» **WORK INSTRUCTIONS**: The required lines are those that contain "JSON"; pull them out of the data and copy them.

» **DATA FOR THIS EXERCISE**:
-.-.-

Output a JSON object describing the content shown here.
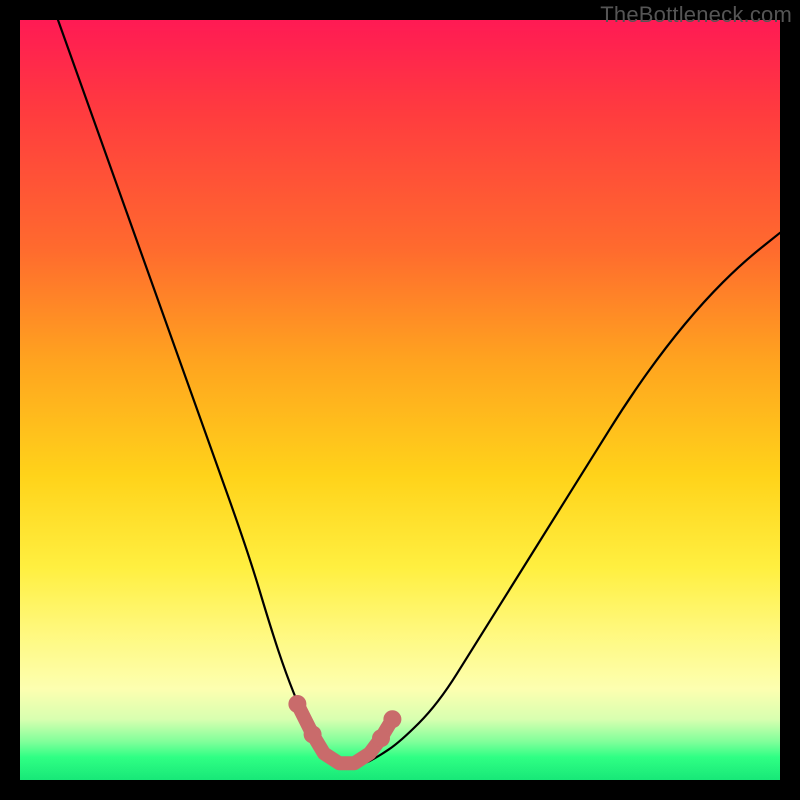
{
  "watermark": "TheBottleneck.com",
  "colors": {
    "background": "#000000",
    "gradient_top": "#ff1a54",
    "gradient_mid": "#ffd31a",
    "gradient_bottom": "#18e878",
    "curve": "#000000",
    "marker": "#c96b6b"
  },
  "chart_data": {
    "type": "line",
    "title": "",
    "xlabel": "",
    "ylabel": "",
    "xlim": [
      0,
      100
    ],
    "ylim": [
      0,
      100
    ],
    "grid": false,
    "legend": false,
    "series": [
      {
        "name": "bottleneck-curve",
        "x": [
          5,
          10,
          15,
          20,
          25,
          30,
          33,
          35,
          37,
          39,
          41,
          43,
          45,
          47,
          50,
          55,
          60,
          65,
          70,
          75,
          80,
          85,
          90,
          95,
          100
        ],
        "values": [
          100,
          86,
          72,
          58,
          44,
          30,
          20,
          14,
          9,
          5,
          3,
          2,
          2,
          3,
          5,
          10,
          18,
          26,
          34,
          42,
          50,
          57,
          63,
          68,
          72
        ]
      }
    ],
    "markers": {
      "name": "trough-markers",
      "x": [
        36.5,
        38.5,
        40,
        42,
        44,
        46,
        47.5,
        49
      ],
      "values": [
        10,
        6,
        3.5,
        2.2,
        2.2,
        3.5,
        5.5,
        8
      ]
    },
    "annotations": []
  }
}
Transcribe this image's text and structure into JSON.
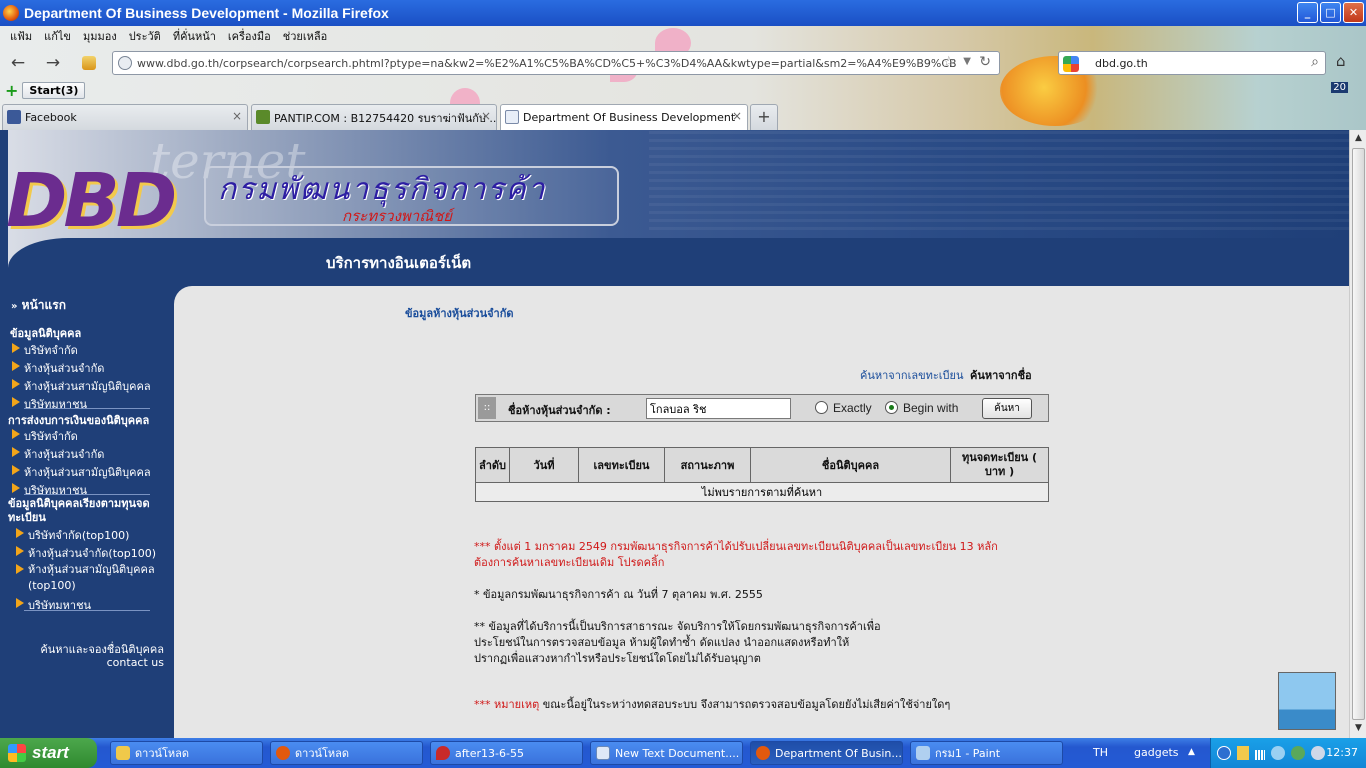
{
  "window": {
    "title": "Department Of Business Development - Mozilla Firefox",
    "min": "_",
    "max": "□",
    "close": "✕"
  },
  "menu": [
    "แฟ้ม",
    "แก้ไข",
    "มุมมอง",
    "ประวัติ",
    "ที่คั่นหน้า",
    "เครื่องมือ",
    "ช่วยเหลือ"
  ],
  "nav": {
    "back": "←",
    "forward": "→",
    "url": "www.dbd.go.th/corpsearch/corpsearch.phtml?ptype=na&kw2=%E2%A1%C5%BA%CD%C5+%C3%D4%AA&kwtype=partial&sm2=%A4%E9%B9%CB%D2&ctype=",
    "star": "☆",
    "drop": "▼",
    "reload": "↻",
    "search_value": "dbd.go.th",
    "search_icon": "⌕",
    "home": "⌂"
  },
  "bookmarks": {
    "add": "+",
    "start": "Start(3)",
    "badge": "20"
  },
  "tabs": [
    {
      "label": "Facebook",
      "color": "#3b5998"
    },
    {
      "label": "PANTIP.COM : B12754420 รบราฆ่าฟันกับ ...",
      "color": "#5a8a2a"
    },
    {
      "label": "Department Of Business Development",
      "color": "#e8eef8"
    }
  ],
  "newtab": "+",
  "tab_close": "×",
  "banner": {
    "logo": "DBD",
    "ghost": "ternet",
    "title": "กรมพัฒนาธุรกิจการค้า",
    "subtitle": "กระทรวงพาณิชย์",
    "service": "บริการทางอินเตอร์เน็ต"
  },
  "sidebar": {
    "home": "หน้าแรก",
    "sections": [
      {
        "title": "ข้อมูลนิติบุคคล",
        "items": [
          "บริษัทจำกัด",
          "ห้างหุ้นส่วนจำกัด",
          "ห้างหุ้นส่วนสามัญนิติบุคคล",
          "บริษัทมหาชน"
        ]
      },
      {
        "title": "การส่งงบการเงินของนิติบุคคล",
        "items": [
          "บริษัทจำกัด",
          "ห้างหุ้นส่วนจำกัด",
          "ห้างหุ้นส่วนสามัญนิติบุคคล",
          "บริษัทมหาชน"
        ]
      },
      {
        "title": "ข้อมูลนิติบุคคลเรียงตามทุนจดทะเบียน",
        "items": [
          "บริษัทจำกัด(top100)",
          "ห้างหุ้นส่วนจำกัด(top100)",
          "ห้างหุ้นส่วนสามัญนิติบุคคล (top100)",
          "บริษัทมหาชน"
        ]
      }
    ],
    "link1": "ค้นหาและจองชื่อนิติบุคคล",
    "link2": "contact us"
  },
  "content": {
    "heading": "ข้อมูลห้างหุ้นส่วนจำกัด",
    "search_by_reg": "ค้นหาจากเลขทะเบียน",
    "search_by_name": "ค้นหาจากชื่อ",
    "handle": "::",
    "field_label": "ชื่อห้างหุ้นส่วนจำกัด :",
    "field_value": "โกลบอล ริช",
    "exactly": "Exactly",
    "begin_with": "Begin with",
    "search_button": "ค้นหา",
    "table": {
      "headers": [
        "ลำดับ",
        "วันที่",
        "เลขทะเบียน",
        "สถานะภาพ",
        "ชื่อนิติบุคคล",
        "ทุนจดทะเบียน ( บาท )"
      ],
      "empty": "ไม่พบรายการตามที่ค้นหา"
    },
    "note1_line1": "*** ตั้งแต่ 1 มกราคม 2549 กรมพัฒนาธุรกิจการค้าได้ปรับเปลี่ยนเลขทะเบียนนิติบุคคลเป็นเลขทะเบียน 13 หลัก",
    "note1_line2": "ต้องการค้นหาเลขทะเบียนเดิม โปรดคลิ้ก",
    "note2": "* ข้อมูลกรมพัฒนาธุรกิจการค้า ณ วันที่ 7 ตุลาคม พ.ศ. 2555",
    "note3_line1": "** ข้อมูลที่ได้บริการนี้เป็นบริการสาธารณะ จัดบริการให้โดยกรมพัฒนาธุรกิจการค้าเพื่อ",
    "note3_line2": "ประโยชน์ในการตรวจสอบข้อมูล ห้ามผู้ใดทำซ้ำ ดัดแปลง นำออกแสดงหรือทำให้",
    "note3_line3": "ปรากฏเพื่อแสวงหากำไรหรือประโยชน์ใดโดยไม่ได้รับอนุญาต",
    "note4_red": "*** หมายเหตุ",
    "note4_rest": " ขณะนี้อยู่ในระหว่างทดสอบระบบ จึงสามารถตรวจสอบข้อมูลโดยยังไม่เสียค่าใช้จ่ายใดๆ"
  },
  "taskbar": {
    "start": "start",
    "items": [
      {
        "label": "ดาวน์โหลด",
        "color": "#f0c94a"
      },
      {
        "label": "ดาวน์โหลด",
        "color": "#e2590e"
      },
      {
        "label": "after13-6-55",
        "color": "#c92a2a"
      },
      {
        "label": "New Text Document....",
        "color": "#dfe9f7"
      },
      {
        "label": "Department Of Busin...",
        "color": "#e2590e"
      },
      {
        "label": "กรม1 - Paint",
        "color": "#b0d0f0"
      }
    ],
    "lang": "TH",
    "gadgets": "gadgets",
    "gadgets_arrow": "▲",
    "clock": "12:37"
  }
}
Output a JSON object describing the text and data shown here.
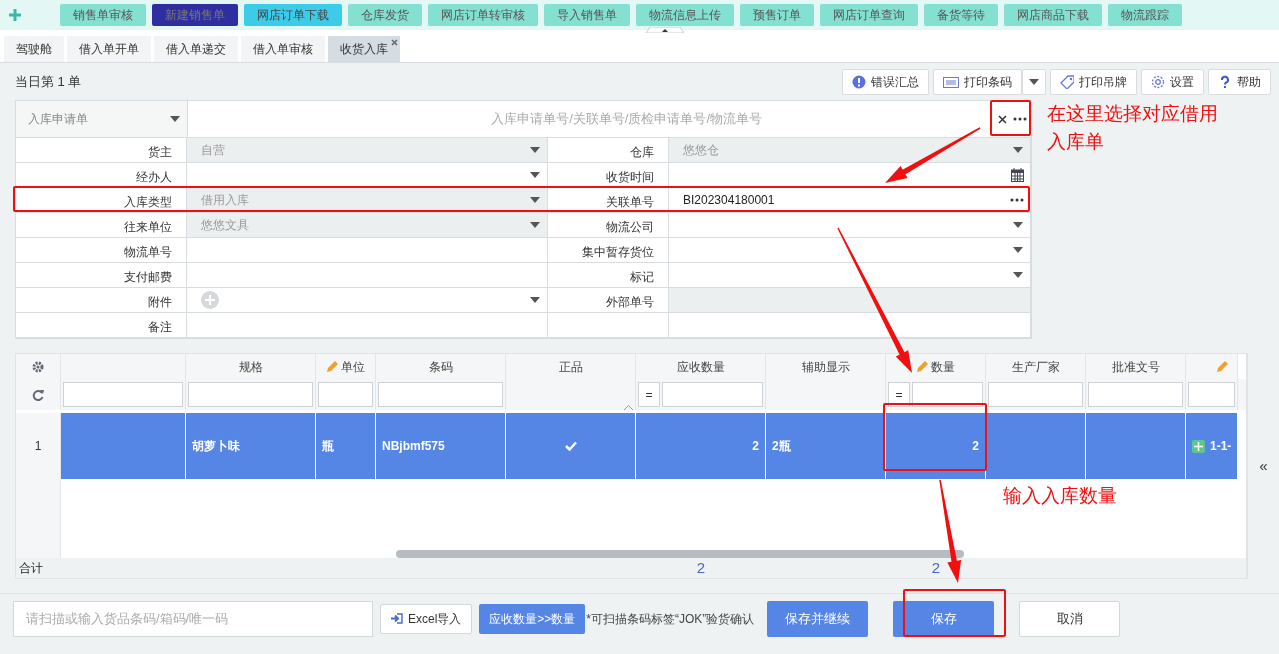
{
  "top_nav": {
    "buttons": [
      {
        "label": "销售单审核",
        "kind": "default"
      },
      {
        "label": "新建销售单",
        "kind": "active"
      },
      {
        "label": "网店订单下载",
        "kind": "hover"
      },
      {
        "label": "仓库发货",
        "kind": "default"
      },
      {
        "label": "网店订单转审核",
        "kind": "default"
      },
      {
        "label": "导入销售单",
        "kind": "default"
      },
      {
        "label": "物流信息上传",
        "kind": "default"
      },
      {
        "label": "预售订单",
        "kind": "default"
      },
      {
        "label": "网店订单查询",
        "kind": "default"
      },
      {
        "label": "备货等待",
        "kind": "default"
      },
      {
        "label": "网店商品下载",
        "kind": "default"
      },
      {
        "label": "物流跟踪",
        "kind": "default"
      }
    ]
  },
  "tabs": [
    {
      "label": "驾驶舱",
      "selected": false
    },
    {
      "label": "借入单开单",
      "selected": false
    },
    {
      "label": "借入单递交",
      "selected": false
    },
    {
      "label": "借入单审核",
      "selected": false
    },
    {
      "label": "收货入库",
      "selected": true
    }
  ],
  "order_count": "当日第 1 单",
  "toolbar": [
    {
      "label": "错误汇总",
      "kind": "plain"
    },
    {
      "label": "打印条码",
      "kind": "split"
    },
    {
      "label": "打印吊牌",
      "kind": "plain"
    },
    {
      "label": "设置",
      "kind": "plain"
    },
    {
      "label": "帮助",
      "kind": "plain"
    }
  ],
  "source": {
    "type": "入库申请单",
    "placeholder": "入库申请单号/关联单号/质检申请单号/物流单号"
  },
  "form": {
    "fields": [
      {
        "label": "货主",
        "value": "自营",
        "kind": "select",
        "disabled": true
      },
      {
        "label": "仓库",
        "value": "悠悠仓",
        "kind": "select",
        "disabled": true
      },
      {
        "label": "经办人",
        "kind": "select",
        "disabled": false
      },
      {
        "label": "收货时间",
        "kind": "date",
        "disabled": false
      },
      {
        "label": "入库类型",
        "value": "借用入库",
        "kind": "select",
        "disabled": true
      },
      {
        "label": "关联单号",
        "value": "BI202304180001",
        "kind": "lookup",
        "disabled": false
      },
      {
        "label": "往来单位",
        "value": "悠悠文具",
        "kind": "select",
        "disabled": true
      },
      {
        "label": "物流公司",
        "kind": "select",
        "disabled": false
      },
      {
        "label": "物流单号",
        "kind": "text",
        "disabled": false
      },
      {
        "label": "集中暂存货位",
        "kind": "select",
        "disabled": false
      },
      {
        "label": "支付邮费",
        "kind": "text",
        "disabled": false
      },
      {
        "label": "标记",
        "kind": "select",
        "disabled": false
      },
      {
        "label": "附件",
        "kind": "attachment",
        "disabled": false
      },
      {
        "label": "外部单号",
        "kind": "text",
        "disabled": true
      },
      {
        "label": "备注",
        "kind": "text",
        "disabled": false
      }
    ]
  },
  "grid": {
    "columns": [
      {
        "kind": "text",
        "editable": false,
        "filterable": true
      },
      {
        "label": "规格",
        "kind": "text",
        "editable": false,
        "filterable": true
      },
      {
        "label": "单位",
        "kind": "text",
        "editable": true,
        "filterable": true
      },
      {
        "label": "条码",
        "kind": "text",
        "editable": false,
        "filterable": true
      },
      {
        "label": "正品",
        "kind": "check",
        "editable": false,
        "filterable": false
      },
      {
        "label": "应收数量",
        "kind": "number",
        "editable": false,
        "filterable": true,
        "operator": "=",
        "total": "2"
      },
      {
        "label": "辅助显示",
        "kind": "text",
        "editable": false,
        "filterable": false
      },
      {
        "label": "数量",
        "kind": "number",
        "editable": true,
        "filterable": true,
        "operator": "=",
        "total": "2"
      },
      {
        "label": "生产厂家",
        "kind": "text",
        "editable": false,
        "filterable": true
      },
      {
        "label": "批准文号",
        "kind": "text",
        "editable": false,
        "filterable": true
      },
      {
        "kind": "location",
        "editable": true,
        "filterable": true
      }
    ],
    "rows": [
      {
        "number": "1",
        "selected": true,
        "cells": [
          {
            "kind": "blank"
          },
          {
            "text": "胡萝卜味"
          },
          {
            "text": "瓶"
          },
          {
            "text": "NBjbmf575"
          },
          {
            "checked": true
          },
          {
            "text": "2"
          },
          {
            "text": "2瓶"
          },
          {
            "text": "2"
          },
          {
            "kind": "blank"
          },
          {
            "kind": "blank"
          },
          {
            "text": "1-1-"
          }
        ]
      }
    ],
    "total_label": "合计",
    "side_toggle": "«"
  },
  "scan": {
    "placeholder": "请扫描或输入货品条码/箱码/唯一码"
  },
  "actions": [
    {
      "label": "Excel导入",
      "kind": "import"
    },
    {
      "label": "应收数量>>数量",
      "kind": "primary"
    }
  ],
  "note": "*可扫描条码标签“JOK”验货确认",
  "buttons": [
    {
      "label": "保存并继续",
      "kind": "primary"
    },
    {
      "label": "保存",
      "kind": "primary"
    },
    {
      "label": "取消",
      "kind": "default"
    }
  ],
  "annotations": [
    {
      "text": "在这里选择对应借用入库单"
    },
    {
      "text": "输入入库数量"
    }
  ]
}
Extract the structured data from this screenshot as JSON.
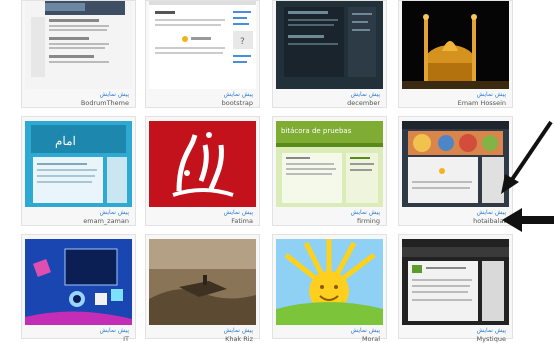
{
  "preview_label": "پیش نمایش",
  "themes": [
    {
      "name": "BodrumTheme"
    },
    {
      "name": "bootstrap"
    },
    {
      "name": "december"
    },
    {
      "name": "Emam Hossein"
    },
    {
      "name": "emam_zaman"
    },
    {
      "name": "Fatima"
    },
    {
      "name": "firming",
      "thumb_title": "bitácora de pruebas"
    },
    {
      "name": "hotaibalat"
    },
    {
      "name": "IT"
    },
    {
      "name": "Khak Riz"
    },
    {
      "name": "Moral"
    },
    {
      "name": "Mystique"
    }
  ],
  "colors": {
    "link": "#2a7bd3",
    "arrow": "#111111"
  }
}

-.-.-

» **OUTPUT BELOW**:
Output a JSON object describing the content shown here.
Transcribe this image's text and structure into JSON.
Output a JSON object describing the text and data shown here.
Extract the structured data from this screenshot as JSON.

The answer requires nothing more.